[INFORMATION GIVEN]
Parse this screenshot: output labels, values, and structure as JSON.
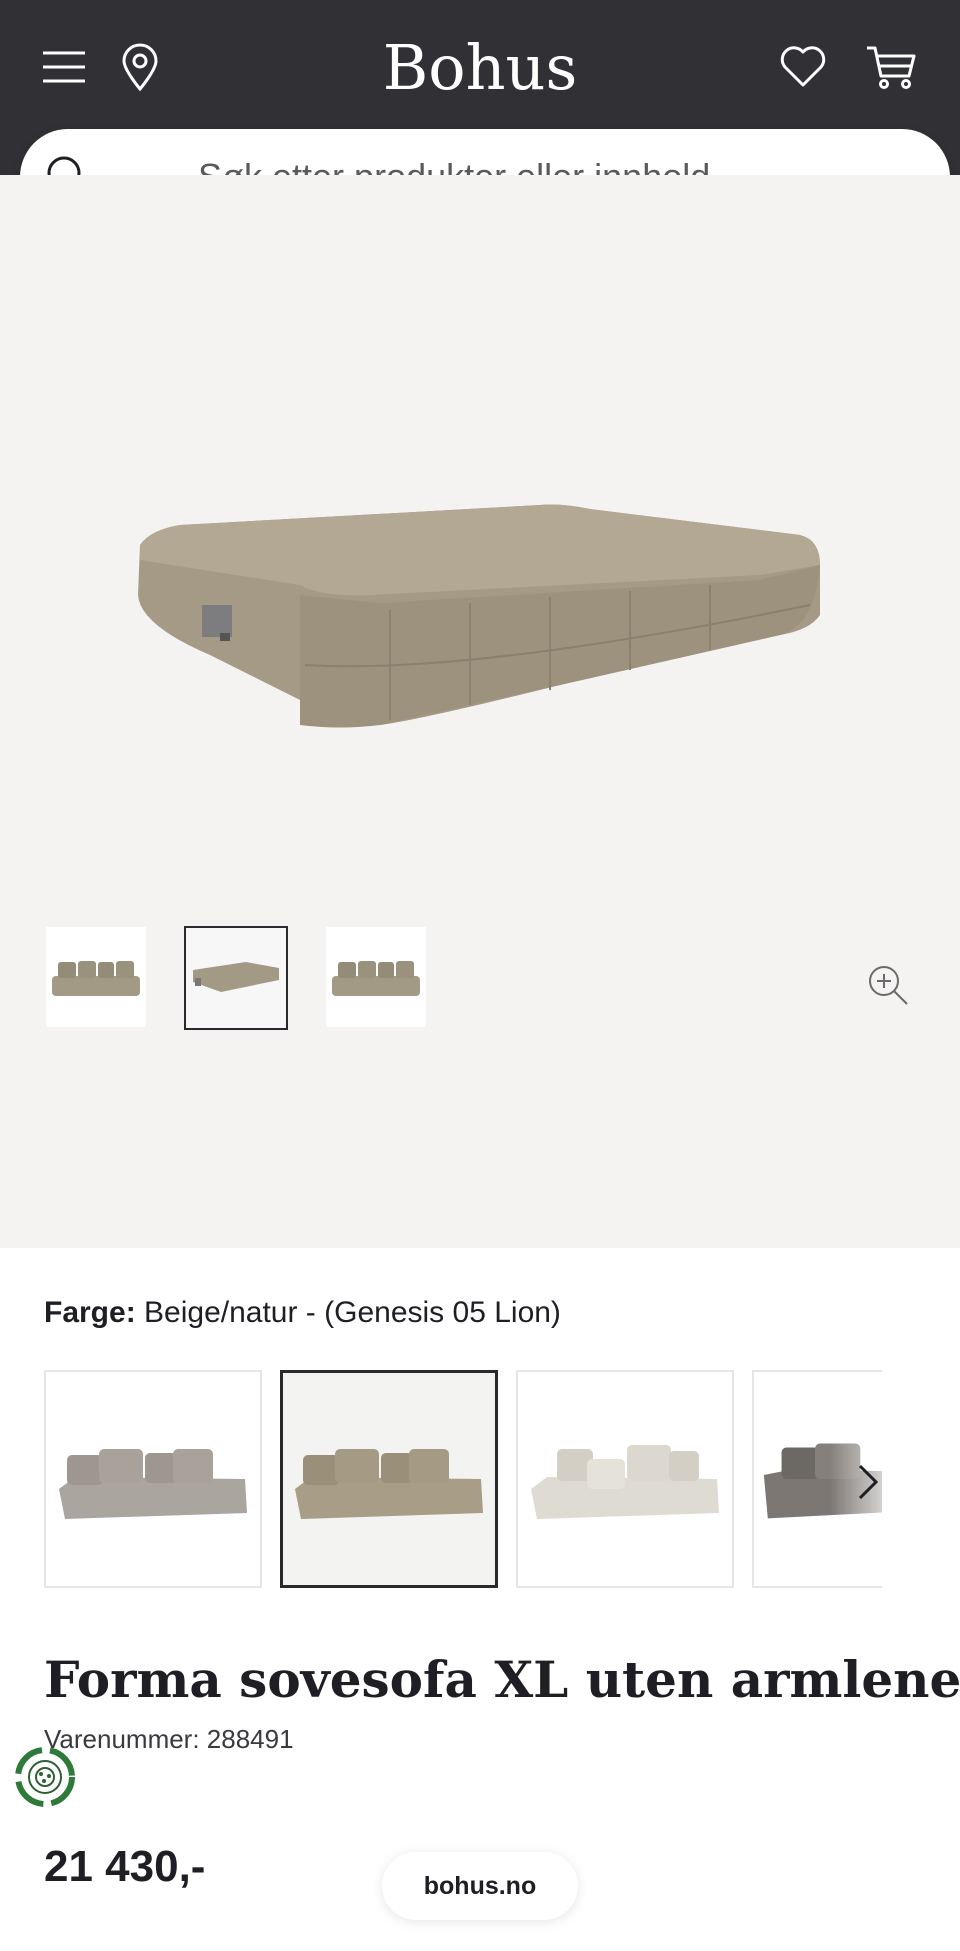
{
  "header": {
    "logo": "Bohus",
    "icons": [
      "menu-icon",
      "location-pin-icon",
      "heart-icon",
      "cart-icon"
    ]
  },
  "search": {
    "placeholder": "Søk etter produkter eller innhold ..."
  },
  "gallery": {
    "thumbnails_count": 3,
    "selected_thumbnail": 2
  },
  "color": {
    "label": "Farge:",
    "value": "Beige/natur - (Genesis 05 Lion)",
    "swatches_visible": 4,
    "selected_swatch": 2
  },
  "product": {
    "title": "Forma sovesofa XL uten armlene",
    "sku": "Varenummer: 288491",
    "price": "21 430,-"
  },
  "footer": {
    "domain_pill": "bohus.no"
  },
  "colors": {
    "header_bg": "#313035",
    "gallery_bg": "#f5f3f1",
    "text": "#1e1e24"
  }
}
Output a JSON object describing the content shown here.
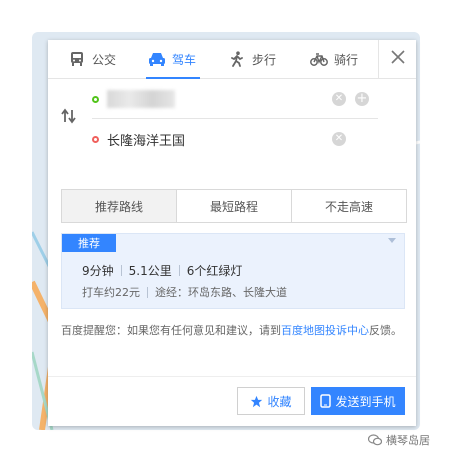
{
  "tabs": [
    {
      "label": "公交",
      "icon": "bus-icon",
      "active": false
    },
    {
      "label": "驾车",
      "icon": "car-icon",
      "active": true
    },
    {
      "label": "步行",
      "icon": "walk-icon",
      "active": false
    },
    {
      "label": "骑行",
      "icon": "bike-icon",
      "active": false
    }
  ],
  "route": {
    "start_value": "",
    "end_value": "长隆海洋王国"
  },
  "filters": [
    "推荐路线",
    "最短路程",
    "不走高速"
  ],
  "result": {
    "badge": "推荐",
    "duration": "9分钟",
    "distance": "5.1公里",
    "lights": "6个红绿灯",
    "taxi": "打车约22元",
    "via": "途经：环岛东路、长隆大道"
  },
  "notice": {
    "prefix": "百度提醒您：如果您有任何意见和建议，请到",
    "link": "百度地图投诉中心",
    "suffix": "反馈。"
  },
  "actions": {
    "favorite": "收藏",
    "send": "发送到手机"
  },
  "watermark": "横琴岛居",
  "colors": {
    "accent": "#3385ff",
    "start_dot": "#52c41a",
    "end_dot": "#f0605c",
    "result_bg": "#ebf2fd"
  }
}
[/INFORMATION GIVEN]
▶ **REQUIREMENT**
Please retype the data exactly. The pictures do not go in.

▶ **RESULT BELOW**
Parse this screenshot: output labels, values, and structure as JSON.
{
  "header": {
    "logo": "Bohus",
    "icons": [
      "menu-icon",
      "location-pin-icon",
      "heart-icon",
      "cart-icon"
    ]
  },
  "search": {
    "placeholder": "Søk etter produkter eller innhold ..."
  },
  "gallery": {
    "thumbnails_count": 3,
    "selected_thumbnail": 2
  },
  "color": {
    "label": "Farge:",
    "value": "Beige/natur - (Genesis 05 Lion)",
    "swatches_visible": 4,
    "selected_swatch": 2
  },
  "product": {
    "title": "Forma sovesofa XL uten armlene",
    "sku": "Varenummer: 288491",
    "price": "21 430,-"
  },
  "footer": {
    "domain_pill": "bohus.no"
  },
  "colors": {
    "header_bg": "#313035",
    "gallery_bg": "#f5f3f1",
    "text": "#1e1e24"
  }
}
Output a JSON object describing the content shown here.
{
  "tabs": [
    {
      "label": "公交",
      "icon": "bus-icon",
      "active": false
    },
    {
      "label": "驾车",
      "icon": "car-icon",
      "active": true
    },
    {
      "label": "步行",
      "icon": "walk-icon",
      "active": false
    },
    {
      "label": "骑行",
      "icon": "bike-icon",
      "active": false
    }
  ],
  "route": {
    "start_value": "",
    "end_value": "长隆海洋王国"
  },
  "filters": [
    "推荐路线",
    "最短路程",
    "不走高速"
  ],
  "result": {
    "badge": "推荐",
    "duration": "9分钟",
    "distance": "5.1公里",
    "lights": "6个红绿灯",
    "taxi": "打车约22元",
    "via": "途经：环岛东路、长隆大道"
  },
  "notice": {
    "prefix": "百度提醒您：如果您有任何意见和建议，请到",
    "link": "百度地图投诉中心",
    "suffix": "反馈。"
  },
  "actions": {
    "favorite": "收藏",
    "send": "发送到手机"
  },
  "watermark": "横琴岛居",
  "colors": {
    "accent": "#3385ff",
    "start_dot": "#52c41a",
    "end_dot": "#f0605c",
    "result_bg": "#ebf2fd"
  }
}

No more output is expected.